Early birds can look forward to something much tastier than a bog standard wriggly worm if they’re among the first buyers to view architect-designed apartments at a heritage property in 17 acres of green belt on the edge of Wycombe.

The flats are on the site of the former headquarters of the Nationwide Building Society.

Buyers who swoop in during the open day at the development planned for July 31 need to have made a prior appointment with the agents selling the apartments, Fine & Country.

Buyers are guaranteed are warm welcome from the hosts, all the more so if they decide to roost there permanently.

Not only will they get their legal fees paid but also a contribution towards their deposit.

Because of the nature of the development, no two flats are the same at Uplands in Four Ashes Road, Cryers Hill.

Prices currently range from £475,000 for a two-bed with two bathrooms and two reception rooms to £625,000 for a three bed with two bathrooms plus patio and balcony. Allocated parking is a given.

Some of the flats are in the old house built in gothic style between 1858 and 1862. Others are in the neighbouring more modern building in the grounds.

Not surprisingly the hilltop position gave rise to the name.

The first family to live at Uplands were the Hewetts. They had five children – two born in Hughenden, one in Wycombe.

Captain Hewett, later promoted to major, served in the Royal Bucks Kings Own Militia. The family had six servants - a cook, two housemaids, a lady’s maid, footman and a nurse for the two youngest daughters.

In 1900 the house was bought by the Cock family. Thomas Cock paid £8,000 for it. He was a partner in the bank which eventually became Martins Bank.

Thomas and his wife Ethel had three daughters and a son.

According to parish records, in 1910 Uplands had 15 bedrooms: 10 for the family, five for the staff.

Over the years the grounds were landscaped into terraces and avenues.

In the early 1980s the property was given a makeover masterminded by the eminent British architect Edward Cullinan to provide it with the status and accommodation to become the headquarters of a leading building society.

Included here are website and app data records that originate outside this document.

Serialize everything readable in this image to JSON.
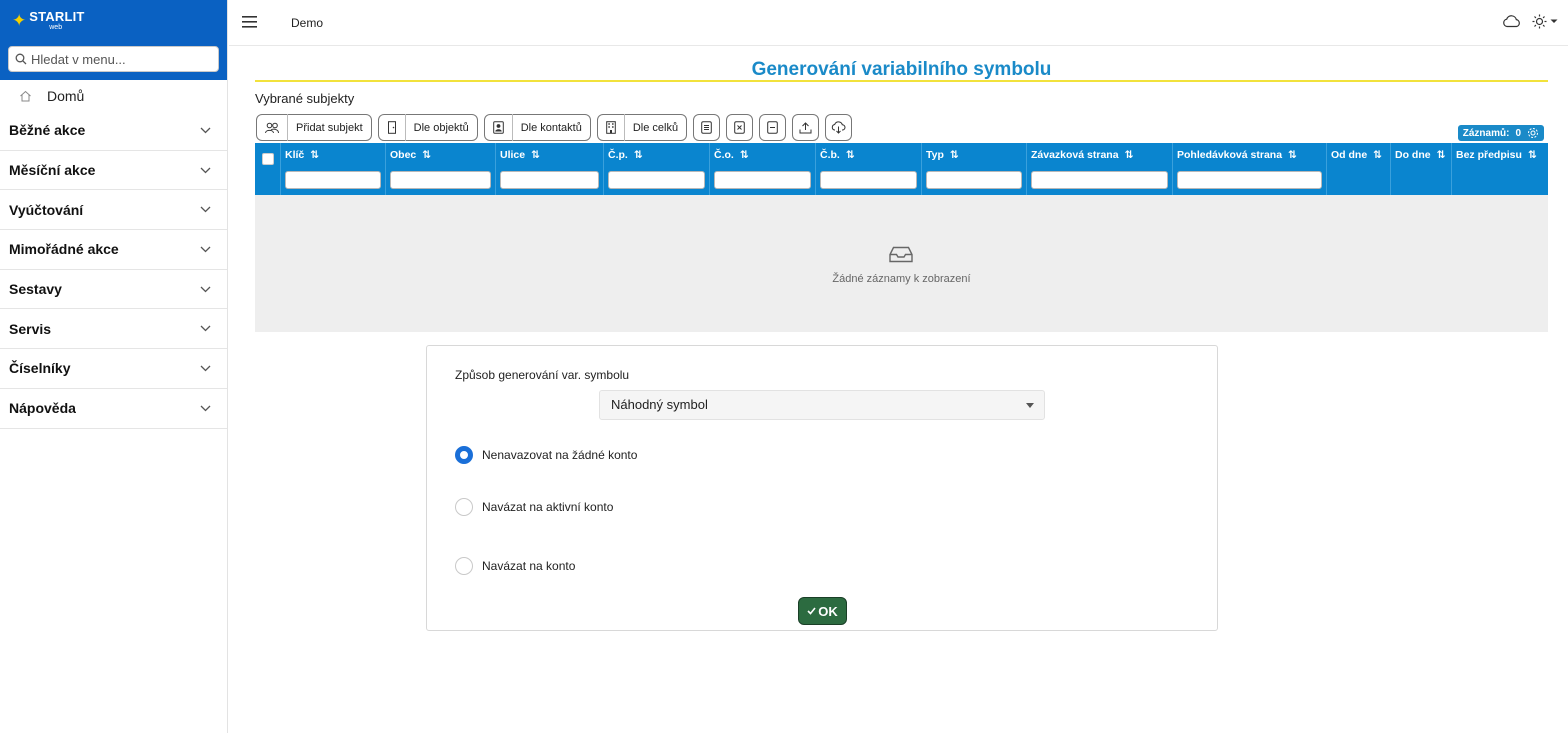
{
  "sidebar": {
    "brand": {
      "name": "STARLIT",
      "sub": "web"
    },
    "search_placeholder": "Hledat v menu...",
    "home_label": "Domů",
    "items": [
      {
        "label": "Běžné akce"
      },
      {
        "label": "Měsíční akce"
      },
      {
        "label": "Vyúčtování"
      },
      {
        "label": "Mimořádné akce"
      },
      {
        "label": "Sestavy"
      },
      {
        "label": "Servis"
      },
      {
        "label": "Číselníky"
      },
      {
        "label": "Nápověda"
      }
    ]
  },
  "topbar": {
    "context": "Demo"
  },
  "page": {
    "title": "Generování variabilního symbolu",
    "section_label": "Vybrané subjekty"
  },
  "toolbar": {
    "add_subject": "Přidat subjekt",
    "by_objects": "Dle objektů",
    "by_contacts": "Dle kontaktů",
    "by_units": "Dle celků"
  },
  "records": {
    "label": "Záznamů:",
    "count": "0"
  },
  "grid": {
    "columns": [
      {
        "label": "Klíč"
      },
      {
        "label": "Obec"
      },
      {
        "label": "Ulice"
      },
      {
        "label": "Č.p."
      },
      {
        "label": "Č.o."
      },
      {
        "label": "Č.b."
      },
      {
        "label": "Typ"
      },
      {
        "label": "Závazková strana"
      },
      {
        "label": "Pohledávková strana"
      },
      {
        "label": "Od dne"
      },
      {
        "label": "Do dne"
      },
      {
        "label": "Bez předpisu"
      }
    ],
    "empty_text": "Žádné záznamy k zobrazení"
  },
  "form": {
    "method_label": "Způsob generování var. symbolu",
    "method_value": "Náhodný symbol",
    "options": [
      {
        "label": "Nenavazovat na žádné konto",
        "checked": true
      },
      {
        "label": "Navázat na aktivní konto",
        "checked": false
      },
      {
        "label": "Navázat na konto",
        "checked": false
      }
    ],
    "ok_label": "OK"
  },
  "colors": {
    "brand_blue": "#0a61c2",
    "grid_header": "#0a85cf",
    "title": "#1a8ac8",
    "accent_underline": "#f2e23c",
    "ok_button": "#2c6b40"
  }
}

Twenty years later, Ted Cullinan was responsible for the revolutionary Weald and Downland Gridshell building made with oak laths. It was nominated for the Stirling Prize, the award recognised all over the world for architectural excellence.

Later he designed the new library for Fitzwilliam College, Cambridge which opened in 2010.

Edward Cullinan died in November 2019 at the age of 88.

For a relatively short period Uplands was owned by the De Vere group and became a hotel and conference centre. The hotel closed at the end of 2014.

Now it is a prestigious address for a small community who value the good life in a country house environment not far from London.

Open day at the development is from 10am-2pm on July 31.

For an appointment to view, call the agents at Fine & Country on 01844 343131.